Friday 22 June 2018

42 Days of Running - done

This year, my annual pre-birthday game of running every-day-for-the-consecutive-number-of-days-of the-age-that-I'm-turning, passed quickly and in a bit of a blur. This past Monday marked my 42nd birthday.

It was definitely less 'impactful' than in previous years. With Rusty in my life I have achieved more of a balance that what I had in my late 30s and in the first year of my move to Parys. Come sun, rain or hail, I take Rusty out every day for a run or long walk or combination thereof (depending on what we did the day before). It's good for her and has been very good for me. I find it easier to commit to going good for someone else rather than for myself...

I did do a few more longer runs over the past 42 days than I had been doing. My body has always loved distance and I should 'feed' it more often.

Right now I'm down with a nasty cough and cold. Timing is never good for any cold but I'm a bit peeved because Rusty and I have been running so well. This week I've been reduced to long walks as my body fights the infection.

Walking on the nearby golf estate. This bridge is lovely but the metal grid is not at all dog friendly. I'm carrying 21kg of love. Must say, I do delight in carrying her because it is the only chance I get to give her a full-body cuddle.
That's the end of this year's birthday game. Until next year's '43 Days of Running'.

Monday 4 June 2018

Hazel is running Ten10 again

On Sunday afternoon I enjoyed the special opportunity to run bit less than 20km with Hazel on Day 3 of her Ten10 challenge.

This is Hazel's 5th year of running 10 x Comrades distances (90km/day) from JHB to Maritzburg, with the 10th being Comrades itself. She started running on Friday and yesterday, Day 3, ran to Parys. Karen and I went out to meet her on the road, running with her to the day's finish.

Hazel, Karen and me. Photo taken while running!
Also running this year is Cornel. This is her first Ten10 and she is running incredibly well. She seems to have a natural knack for distance.

Hazel has been involved with animal shelters, having rescued a good many dogs while out on runs. She has provided homes for some, found homes for others, rushed to vets and raised funds for sterilisation programmes and to assist shelters with food.

While we were running yesterday she told me about a runner that she met recently who, while he was out on a run, saw a puppy being chased and stoned. The puppy appeared to have deformed front legs and it was being abused by a group of men. He rescued the puppy and has adopted it. As it turns out, the issue with its legs were purely due to malnutrition, which corrected within two weeks. When he saw the puppy being abused, the guy asked himself, "What would Hazel do?". He has named the puppy Hazel.

And then last week she got a call from a running friend to say that children were abusing kittens that had been born to a feral cat near a block of flats. Hazel dropped her girls off at school and got there about 45 minutes later. Apparently a 10 year old boy has smashed in the face of one kitten and was in the process of skinning it when he was stopped. Other children were looking on. Another kitten had been hung by its scruff on a barbed wire fence. Hazel says fortunately she did not see the state of the first kitten - the police had been called to intervene. When she is done with this challenge she will address this issue with the children's school and work with them to teach children about animal welfare.

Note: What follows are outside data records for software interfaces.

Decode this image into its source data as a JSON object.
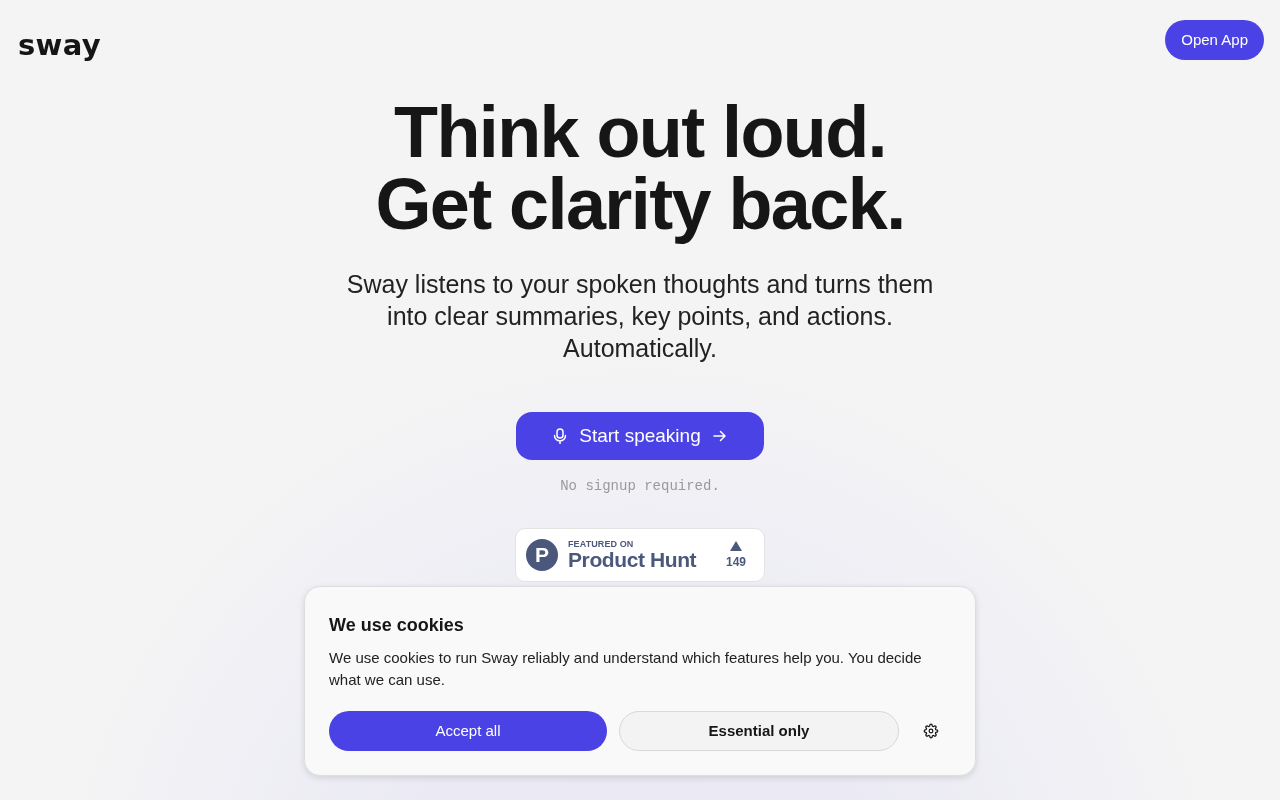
{
  "header": {
    "logo": "sway",
    "open_app_button": "Open App"
  },
  "hero": {
    "headline_lines": [
      "Think out loud.",
      "Get clarity back."
    ],
    "subtitle": "Sway listens to your spoken thoughts and turns them into clear summaries, key points, and actions. Automatically.",
    "cta_button": "Start speaking",
    "note": "No signup required."
  },
  "product_hunt_badge": {
    "logo_letter": "P",
    "eyebrow": "FEATURED ON",
    "name": "Product Hunt",
    "votes": "149"
  },
  "cookie_banner": {
    "title": "We use cookies",
    "text": "We use cookies to run Sway reliably and understand which features help you. You decide what we can use.",
    "buttons": [
      {
        "label": "Accept all",
        "kind": "primary"
      },
      {
        "label": "Essential only",
        "kind": "secondary"
      }
    ]
  }
}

Hazel is one of the bravest, strongest and most capable women I know.

You can donate to the shelters that Hazel has nominated through the Ten10 website. Or you can do your own thing by donating to your local shelter or by dropping off dog/cat food for the animals that they protect.

And, if you have the capacity, consider being a forever home to a shelter animal.

And, sterilise your animals. Neither you nor they need to have puppies or kittens. Shelters are overflowing.

Follow Hazel and Cornel on their journey and if you're in the area where they are, catch them on the road and give them a cheer or run a few kilometres with them. You can follow their movements on live tracking at